What’s BAC’s next step?
Another single seater. In 2023 the Mono F will arrive, BAC’s first car with forced induction. Power will be similar to the current car, but torque will get a huge shot in the arm.
You’ve done some good stuff with the Mono of the years, haven’t you?
All sorts. Jason Barlow drove one in Death Valley, we had a long termer that Ollie Marriage drove around the coastline of Wales, and Jeremy and Stig have both had their way with it at Dunsfold.
What's the verdict?

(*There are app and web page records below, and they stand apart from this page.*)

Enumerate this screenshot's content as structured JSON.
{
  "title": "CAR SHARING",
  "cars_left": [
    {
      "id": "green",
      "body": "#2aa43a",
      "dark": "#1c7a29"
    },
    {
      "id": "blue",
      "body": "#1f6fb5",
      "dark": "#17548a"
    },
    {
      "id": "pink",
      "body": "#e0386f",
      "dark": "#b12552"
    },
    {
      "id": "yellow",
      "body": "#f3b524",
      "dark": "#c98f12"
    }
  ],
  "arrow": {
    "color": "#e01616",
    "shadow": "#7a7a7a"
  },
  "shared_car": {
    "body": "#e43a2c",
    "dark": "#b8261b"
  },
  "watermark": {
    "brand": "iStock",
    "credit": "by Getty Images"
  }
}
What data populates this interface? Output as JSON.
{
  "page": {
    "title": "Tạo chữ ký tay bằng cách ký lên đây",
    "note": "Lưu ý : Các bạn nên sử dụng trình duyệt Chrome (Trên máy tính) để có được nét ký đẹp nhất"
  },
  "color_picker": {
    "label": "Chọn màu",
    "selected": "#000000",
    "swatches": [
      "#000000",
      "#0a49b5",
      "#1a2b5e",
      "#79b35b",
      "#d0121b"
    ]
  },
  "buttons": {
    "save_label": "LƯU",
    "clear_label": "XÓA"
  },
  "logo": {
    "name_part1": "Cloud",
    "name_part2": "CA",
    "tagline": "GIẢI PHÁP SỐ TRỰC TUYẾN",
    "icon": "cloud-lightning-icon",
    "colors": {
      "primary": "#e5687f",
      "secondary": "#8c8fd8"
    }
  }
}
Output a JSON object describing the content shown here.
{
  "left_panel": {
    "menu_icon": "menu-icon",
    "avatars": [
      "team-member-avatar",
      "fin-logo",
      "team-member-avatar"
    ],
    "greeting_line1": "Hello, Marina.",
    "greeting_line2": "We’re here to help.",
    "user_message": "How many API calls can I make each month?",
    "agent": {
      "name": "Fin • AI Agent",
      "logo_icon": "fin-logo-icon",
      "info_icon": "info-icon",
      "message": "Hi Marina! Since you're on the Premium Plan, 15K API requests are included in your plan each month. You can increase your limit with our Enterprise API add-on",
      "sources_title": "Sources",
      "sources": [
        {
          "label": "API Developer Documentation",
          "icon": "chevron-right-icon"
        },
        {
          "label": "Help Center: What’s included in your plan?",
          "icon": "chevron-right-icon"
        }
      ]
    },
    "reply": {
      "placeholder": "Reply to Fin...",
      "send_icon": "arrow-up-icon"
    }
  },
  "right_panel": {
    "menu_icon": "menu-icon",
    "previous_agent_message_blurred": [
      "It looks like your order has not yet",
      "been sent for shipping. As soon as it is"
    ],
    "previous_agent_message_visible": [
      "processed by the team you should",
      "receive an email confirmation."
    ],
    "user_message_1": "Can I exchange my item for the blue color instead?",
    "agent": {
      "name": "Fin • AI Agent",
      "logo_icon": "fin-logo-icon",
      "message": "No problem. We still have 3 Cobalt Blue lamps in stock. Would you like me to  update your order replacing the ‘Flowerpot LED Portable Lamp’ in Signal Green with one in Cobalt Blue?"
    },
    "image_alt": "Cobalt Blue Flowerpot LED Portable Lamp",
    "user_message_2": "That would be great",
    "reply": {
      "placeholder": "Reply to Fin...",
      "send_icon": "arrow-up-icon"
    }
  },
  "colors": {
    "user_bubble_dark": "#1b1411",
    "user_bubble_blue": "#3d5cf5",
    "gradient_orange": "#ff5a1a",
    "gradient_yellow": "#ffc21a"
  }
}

It’s silly money and hard to justify on paper. £160,000 (the Mono R, limited to just 40 cars, is an even more terrifying £235,000) for a car with no windscreen, powered by a humble four cylinder engine? Wrong way to look at it. The Mono is all about the experience. Being in it, driving it, seeing it, touching it – no other lightweight is remotely as well executed and finished as this. If McLaren were to build a lightweight road-going single seater, this could be it.
At Dunsfold the original version was as fast as a LaFerrari. BAC claims the uprated R did a 1m 32.96s lap of the Red Bull Ring – six seconds faster than a LaFerrari. But it’s the experience of driving it, rather than the outright speed that stays with you. Being sat square in the middle of the car, feeling all the components and elements working harmoniously, the sense of solidity that surrounds you. If you want something that’s focused on driving to the exception of everything else – and yet rewards on so many levels – look no further.